## TRY IT
Every record below is to be reproduced exactly.

## Web page and app entries
___

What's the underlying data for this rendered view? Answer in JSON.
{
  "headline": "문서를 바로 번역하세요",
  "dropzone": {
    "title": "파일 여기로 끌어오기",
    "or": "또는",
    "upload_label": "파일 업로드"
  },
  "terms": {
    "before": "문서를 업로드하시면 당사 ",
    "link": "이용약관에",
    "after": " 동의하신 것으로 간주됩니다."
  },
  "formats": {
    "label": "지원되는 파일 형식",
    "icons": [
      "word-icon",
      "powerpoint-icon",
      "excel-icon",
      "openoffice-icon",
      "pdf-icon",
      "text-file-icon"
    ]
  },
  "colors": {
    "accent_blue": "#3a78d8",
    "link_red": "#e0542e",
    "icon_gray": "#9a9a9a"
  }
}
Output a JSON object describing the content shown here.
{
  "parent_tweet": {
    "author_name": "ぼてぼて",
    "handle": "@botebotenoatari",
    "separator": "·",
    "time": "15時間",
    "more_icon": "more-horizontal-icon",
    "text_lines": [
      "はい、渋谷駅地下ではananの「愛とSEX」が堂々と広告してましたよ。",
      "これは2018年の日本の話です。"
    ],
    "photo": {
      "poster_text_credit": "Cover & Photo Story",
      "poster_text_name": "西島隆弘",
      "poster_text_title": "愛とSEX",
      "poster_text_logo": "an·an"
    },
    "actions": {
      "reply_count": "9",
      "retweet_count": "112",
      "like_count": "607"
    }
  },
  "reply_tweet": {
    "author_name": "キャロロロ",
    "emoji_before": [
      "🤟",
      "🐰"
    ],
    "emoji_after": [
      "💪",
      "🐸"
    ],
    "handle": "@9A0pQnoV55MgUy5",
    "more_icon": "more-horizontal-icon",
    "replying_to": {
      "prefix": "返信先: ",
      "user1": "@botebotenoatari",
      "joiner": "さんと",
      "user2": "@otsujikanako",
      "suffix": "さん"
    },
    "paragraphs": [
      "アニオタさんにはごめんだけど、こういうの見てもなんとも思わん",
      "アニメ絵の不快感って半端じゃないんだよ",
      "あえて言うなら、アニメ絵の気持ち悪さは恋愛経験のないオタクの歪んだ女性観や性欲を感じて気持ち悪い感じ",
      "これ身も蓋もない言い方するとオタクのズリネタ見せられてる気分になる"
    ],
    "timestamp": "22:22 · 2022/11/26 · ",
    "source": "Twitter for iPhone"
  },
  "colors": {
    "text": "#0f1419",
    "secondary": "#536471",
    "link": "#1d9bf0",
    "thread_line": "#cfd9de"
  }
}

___

## ANSWER TO THIS PROBLEM
What's the underlying data for this rendered view? Answer in JSON.
{
  "headline": "문서를 바로 번역하세요",
  "dropzone": {
    "title": "파일 여기로 끌어오기",
    "or": "또는",
    "upload_label": "파일 업로드"
  },
  "terms": {
    "before": "문서를 업로드하시면 당사 ",
    "link": "이용약관에",
    "after": " 동의하신 것으로 간주됩니다."
  },
  "formats": {
    "label": "지원되는 파일 형식",
    "icons": [
      "word-icon",
      "powerpoint-icon",
      "excel-icon",
      "openoffice-icon",
      "pdf-icon",
      "text-file-icon"
    ]
  },
  "colors": {
    "accent_blue": "#3a78d8",
    "link_red": "#e0542e",
    "icon_gray": "#9a9a9a"
  }
}
Output a JSON object describing the content shown here.
{
  "parent_tweet": {
    "author_name": "ぼてぼて",
    "handle": "@botebotenoatari",
    "separator": "·",
    "time": "15時間",
    "more_icon": "more-horizontal-icon",
    "text_lines": [
      "はい、渋谷駅地下ではananの「愛とSEX」が堂々と広告してましたよ。",
      "これは2018年の日本の話です。"
    ],
    "photo": {
      "poster_text_credit": "Cover & Photo Story",
      "poster_text_name": "西島隆弘",
      "poster_text_title": "愛とSEX",
      "poster_text_logo": "an·an"
    },
    "actions": {
      "reply_count": "9",
      "retweet_count": "112",
      "like_count": "607"
    }
  },
  "reply_tweet": {
    "author_name": "キャロロロ",
    "emoji_before": [
      "🤟",
      "🐰"
    ],
    "emoji_after": [
      "💪",
      "🐸"
    ],
    "handle": "@9A0pQnoV55MgUy5",
    "more_icon": "more-horizontal-icon",
    "replying_to": {
      "prefix": "返信先: ",
      "user1": "@botebotenoatari",
      "joiner": "さんと",
      "user2": "@otsujikanako",
      "suffix": "さん"
    },
    "paragraphs": [
      "アニオタさんにはごめんだけど、こういうの見てもなんとも思わん",
      "アニメ絵の不快感って半端じゃないんだよ",
      "あえて言うなら、アニメ絵の気持ち悪さは恋愛経験のないオタクの歪んだ女性観や性欲を感じて気持ち悪い感じ",
      "これ身も蓋もない言い方するとオタクのズリネタ見せられてる気分になる"
    ],
    "timestamp": "22:22 · 2022/11/26 · ",
    "source": "Twitter for iPhone"
  },
  "colors": {
    "text": "#0f1419",
    "secondary": "#536471",
    "link": "#1d9bf0",
    "thread_line": "#cfd9de"
  }
}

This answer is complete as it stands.